▶ **REQUIRED ACTION**
Filter the listing below, keeping every line that holds "Cliente".

▶ **MATERIAL PROVIDED**
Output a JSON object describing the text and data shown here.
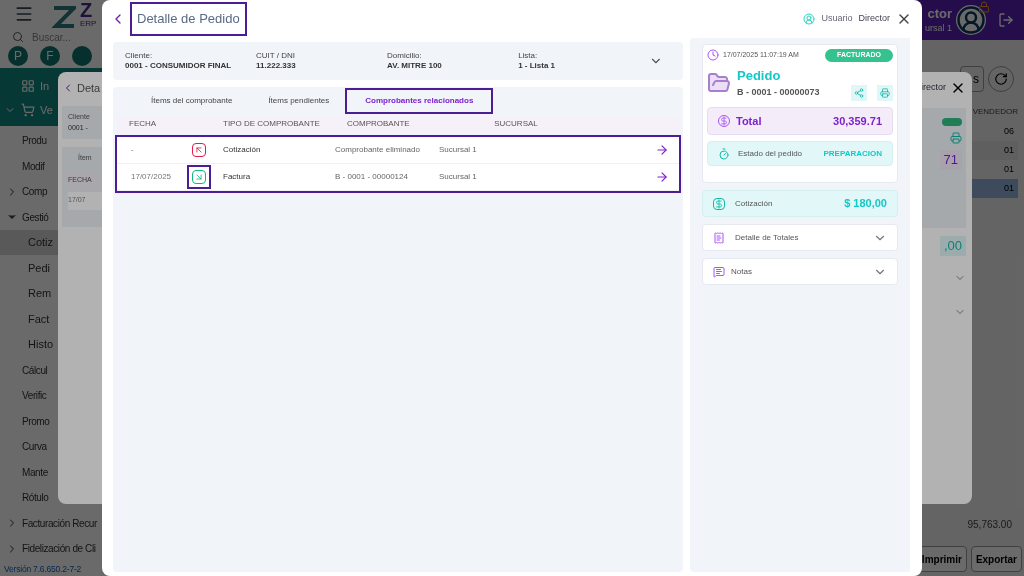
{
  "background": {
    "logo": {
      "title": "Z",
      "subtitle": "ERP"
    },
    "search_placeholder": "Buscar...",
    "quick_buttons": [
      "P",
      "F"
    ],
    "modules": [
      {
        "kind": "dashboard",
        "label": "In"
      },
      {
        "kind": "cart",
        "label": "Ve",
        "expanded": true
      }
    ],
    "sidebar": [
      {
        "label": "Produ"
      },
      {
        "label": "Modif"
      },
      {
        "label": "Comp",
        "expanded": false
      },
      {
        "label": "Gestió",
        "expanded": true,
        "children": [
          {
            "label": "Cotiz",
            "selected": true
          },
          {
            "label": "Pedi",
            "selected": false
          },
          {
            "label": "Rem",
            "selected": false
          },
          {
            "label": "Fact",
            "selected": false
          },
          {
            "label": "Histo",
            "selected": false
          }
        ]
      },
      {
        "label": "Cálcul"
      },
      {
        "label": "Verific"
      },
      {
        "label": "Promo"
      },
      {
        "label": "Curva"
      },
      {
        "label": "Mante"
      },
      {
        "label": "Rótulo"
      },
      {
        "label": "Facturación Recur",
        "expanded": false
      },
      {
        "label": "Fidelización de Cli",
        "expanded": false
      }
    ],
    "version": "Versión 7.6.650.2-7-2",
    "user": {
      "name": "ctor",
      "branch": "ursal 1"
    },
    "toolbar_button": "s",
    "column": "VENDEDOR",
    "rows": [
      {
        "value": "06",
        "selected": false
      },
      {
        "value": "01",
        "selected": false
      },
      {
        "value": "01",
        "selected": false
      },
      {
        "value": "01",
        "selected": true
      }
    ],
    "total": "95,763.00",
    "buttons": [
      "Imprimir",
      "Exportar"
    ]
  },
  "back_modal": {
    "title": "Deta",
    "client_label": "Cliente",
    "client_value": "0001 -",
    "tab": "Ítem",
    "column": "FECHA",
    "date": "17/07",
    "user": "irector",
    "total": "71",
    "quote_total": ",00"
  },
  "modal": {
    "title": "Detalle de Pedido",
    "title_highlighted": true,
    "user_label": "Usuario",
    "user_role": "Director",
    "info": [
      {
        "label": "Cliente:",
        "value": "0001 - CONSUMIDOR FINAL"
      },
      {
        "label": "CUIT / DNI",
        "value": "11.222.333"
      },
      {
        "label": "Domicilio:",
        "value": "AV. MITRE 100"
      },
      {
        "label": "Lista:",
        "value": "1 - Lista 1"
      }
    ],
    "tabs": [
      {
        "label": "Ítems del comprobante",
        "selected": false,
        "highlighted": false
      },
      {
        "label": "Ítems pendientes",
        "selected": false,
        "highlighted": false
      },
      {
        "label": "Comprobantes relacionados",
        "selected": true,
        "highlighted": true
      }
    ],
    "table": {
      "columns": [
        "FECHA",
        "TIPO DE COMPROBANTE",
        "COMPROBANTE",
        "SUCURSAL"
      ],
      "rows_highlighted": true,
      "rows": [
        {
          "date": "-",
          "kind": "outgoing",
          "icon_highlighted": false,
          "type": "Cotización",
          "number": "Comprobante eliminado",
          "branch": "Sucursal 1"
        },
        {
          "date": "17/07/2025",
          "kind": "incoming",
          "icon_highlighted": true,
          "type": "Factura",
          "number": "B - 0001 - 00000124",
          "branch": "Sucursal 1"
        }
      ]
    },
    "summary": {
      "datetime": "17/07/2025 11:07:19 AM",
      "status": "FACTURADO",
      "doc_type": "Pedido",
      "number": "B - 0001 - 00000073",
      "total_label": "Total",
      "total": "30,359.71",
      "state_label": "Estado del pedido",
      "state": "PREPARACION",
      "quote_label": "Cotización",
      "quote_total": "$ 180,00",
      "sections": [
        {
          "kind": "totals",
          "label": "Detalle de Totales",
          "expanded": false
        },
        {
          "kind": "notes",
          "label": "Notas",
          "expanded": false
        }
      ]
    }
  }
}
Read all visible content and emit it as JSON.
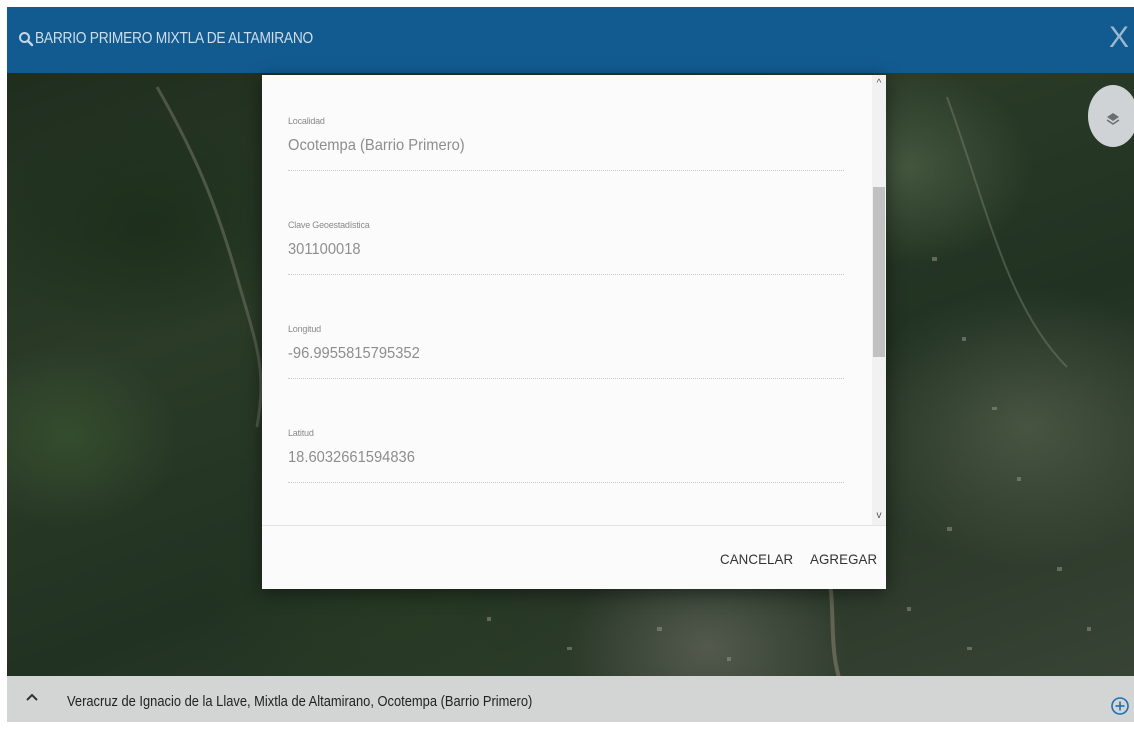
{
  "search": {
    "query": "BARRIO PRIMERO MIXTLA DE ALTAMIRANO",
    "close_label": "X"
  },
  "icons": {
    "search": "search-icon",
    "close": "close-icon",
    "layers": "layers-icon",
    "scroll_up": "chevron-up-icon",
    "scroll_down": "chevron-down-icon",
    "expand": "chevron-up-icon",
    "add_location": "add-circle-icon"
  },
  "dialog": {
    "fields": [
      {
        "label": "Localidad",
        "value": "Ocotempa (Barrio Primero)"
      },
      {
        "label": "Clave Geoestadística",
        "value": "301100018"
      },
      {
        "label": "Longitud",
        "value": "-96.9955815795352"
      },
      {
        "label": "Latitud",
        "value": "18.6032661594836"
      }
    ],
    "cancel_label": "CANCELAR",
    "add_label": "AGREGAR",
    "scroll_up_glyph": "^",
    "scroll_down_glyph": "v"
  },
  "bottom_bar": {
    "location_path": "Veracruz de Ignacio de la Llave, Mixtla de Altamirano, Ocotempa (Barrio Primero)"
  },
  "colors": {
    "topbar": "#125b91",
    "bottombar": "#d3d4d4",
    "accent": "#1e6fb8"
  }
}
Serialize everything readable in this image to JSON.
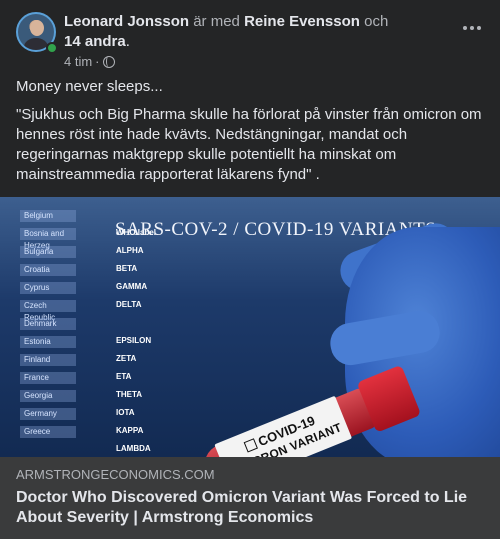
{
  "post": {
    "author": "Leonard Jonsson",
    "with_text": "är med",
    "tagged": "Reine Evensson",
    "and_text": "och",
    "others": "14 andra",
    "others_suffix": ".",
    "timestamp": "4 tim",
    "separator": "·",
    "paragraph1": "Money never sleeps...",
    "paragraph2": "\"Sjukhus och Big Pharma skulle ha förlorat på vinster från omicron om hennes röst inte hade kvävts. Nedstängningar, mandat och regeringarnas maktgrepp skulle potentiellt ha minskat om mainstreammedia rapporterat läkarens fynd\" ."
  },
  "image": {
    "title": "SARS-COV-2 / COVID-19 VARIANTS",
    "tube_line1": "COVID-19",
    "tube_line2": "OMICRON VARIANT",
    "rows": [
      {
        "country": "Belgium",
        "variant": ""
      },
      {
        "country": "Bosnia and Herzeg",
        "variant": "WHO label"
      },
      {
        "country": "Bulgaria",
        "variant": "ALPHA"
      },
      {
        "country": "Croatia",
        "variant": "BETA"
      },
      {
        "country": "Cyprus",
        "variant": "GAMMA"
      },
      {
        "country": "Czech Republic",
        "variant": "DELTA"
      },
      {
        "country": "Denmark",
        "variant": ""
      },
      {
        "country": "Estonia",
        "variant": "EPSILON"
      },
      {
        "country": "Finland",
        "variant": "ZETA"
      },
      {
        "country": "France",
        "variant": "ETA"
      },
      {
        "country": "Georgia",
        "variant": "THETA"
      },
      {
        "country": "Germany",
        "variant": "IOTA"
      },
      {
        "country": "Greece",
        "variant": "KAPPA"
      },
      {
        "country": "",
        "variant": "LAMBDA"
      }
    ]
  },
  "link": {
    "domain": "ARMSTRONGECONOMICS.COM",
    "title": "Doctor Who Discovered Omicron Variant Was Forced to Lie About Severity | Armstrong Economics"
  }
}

▶ **YOUR SOLUTION**
    "client_label": "Cliente",
        "label": "Cliente:",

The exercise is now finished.